It is best practice to wear a dry base layer, including bottoms, a top, socks, and potentially a hat, in your sleeping bag. This helps to keep your sleeping bag clean and your body warm while you sleep. 

#16: Store All Food and Scented Items Outside Of Your Tent

If you’re finding it difficult to sleep because you’re afraid of wildlife, removing all food and scented items from your tent should help you rest assured. Food and scented items attract wildlife. Storing them outside and away from your tent will prevent animals from trying to join you in your slumber.

Food storage, such as bear bags and cans, should be set 100 feet from your campsite. It’s important that you don’t store bear cans near cliff edges or water. Bears and other animals might accidentally knock the can away while trying to get to the food inside. In many campsites, a metal bear locker may be provided for you. Additionally, storing your food inside of a container in your locked vehicle is also an approved practice.

camping meal camping sleeping tips

#17: Bring Earplugs and/or An Eye Mask

Prevent the sounds of the night and early morning light from keeping you awake. Bring earplugs and an eye mask to shut out sound and light and improve the quality of your sleep. The quality of your sleep matter just as much, if not more, than the quantity of your sleep.

If every little sound causes you to sit up in terror, earplugs might provide you with the soundest sleep you’ve ever had in the wilderness! Similarly, an eye mask can be incredibly helpful as well. Maybe you like to go to sleep before your buddies and the light from the fire floods your tent, or maybe you like to sleep in and that early morning sunshine wakes you up too early. No matter your reasoning, earplugs and eye masks make for great camping companions!

#18: Keep Necessities in Arms Reach

There’s nothing worse than waking up in the middle of the night and not having access to what you need. Necessities like water, toilet paper, tissues, and your headlamp can’t be tucked away in your bag overnight.

Utilizing a gear loft, or interior wall pockets within your tent can help you to stay organized. Having everything you need right next to your pillow will ensure you never spend extra time searching for your headlamp when you could be sleeping.

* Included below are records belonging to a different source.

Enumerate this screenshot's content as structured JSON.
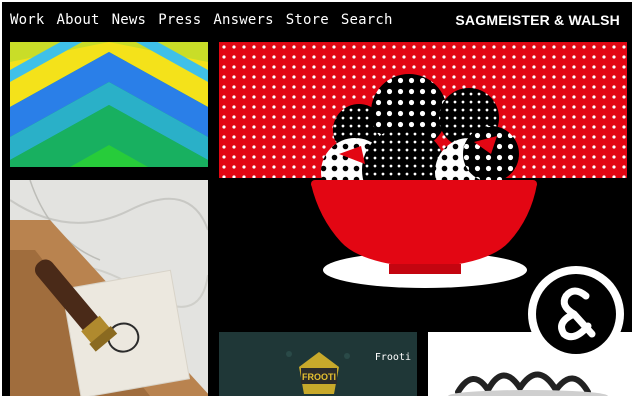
{
  "nav": {
    "items": [
      {
        "label": "Work"
      },
      {
        "label": "About"
      },
      {
        "label": "News"
      },
      {
        "label": "Press"
      },
      {
        "label": "Answers"
      },
      {
        "label": "Store"
      },
      {
        "label": "Search"
      }
    ]
  },
  "brand": {
    "name": "SAGMEISTER & WALSH"
  },
  "tiles": {
    "frooti": {
      "label": "Frooti",
      "sign_text": "FROOTI"
    }
  },
  "colors": {
    "background": "#000000",
    "nav_text": "#ffffff",
    "accent_red": "#e30613"
  }
}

man with tent camping

#19: Stay Up Late!

Go to bed tired. It’s as simple as that! The more tired you are, the more likely you are to fall asleep as soon as your head hits the pillow. Play a game of cards, read a book, or roast marshmallows to help you stay awake.

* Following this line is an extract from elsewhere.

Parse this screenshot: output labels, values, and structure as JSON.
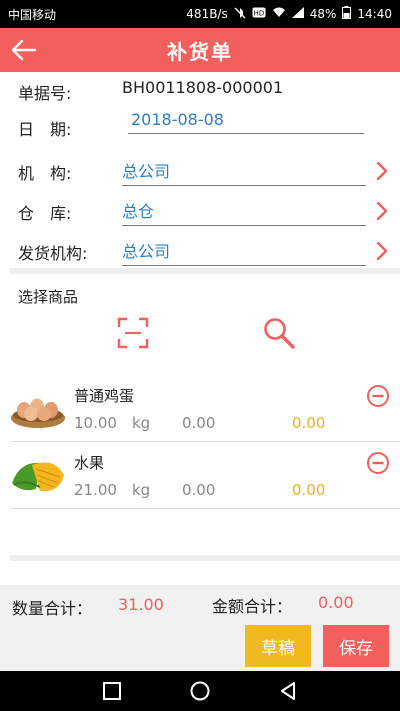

On average, people go to bed 2.5 hours earlier when they’re camping than they do during their everyday lives. It’s easy to fall into the same routine as the sun when electronics, such as artificial lighting, are less convenient to use. Unless you’re absolutely exhausted, refrain from laying down with the sunset and try to stay up to your normal bedtime hour.

night camping

#20: Night Noises

Noises in the night can really keep people from enjoying a good night’s sleep. Those noises are only amplified by sleeping outside. A slight breeze can cause sticks to fall from the treetops, sounding like massive thuds outside your tent walls. Channel your practical side and realize that there are many reasons for noises in the outdoors.

Similarly, that animal rustling around in the leaves outside your tent might sound like it’s a bear but it’s likely a mouse, squirrel, or chipmunk. Luckily, those animals might steal your food if you left any out but they aren’t likely to bother you. Ensuring proper food storage should also deter animals, big and small, from entering your camp and making alarming noises. 

Sleeping near running water or the found of waves lapping up on the shore might provide the perfect lul you need to fall into a deep sleep!

girl and dog in tent

Conclusion on Camping Sleeping Tips

With a few minor preparations in terms of camping sleeping tips and some preparation, you can give yourself the best sleep of your life next time you venture into the great outdoors. Our favorite pick is our KAMUI self-inflating sleeping pad, which is made for family camping in all four seasons.

With the fresh air and sounds of nature around you, it won’t take long to drift off and get a restorative sleep in your tent when you have these camping sleeping tips and camping hacks to follow. Best of all, you’ll have all the energy you need to tackle the fun activities you have planned the next day!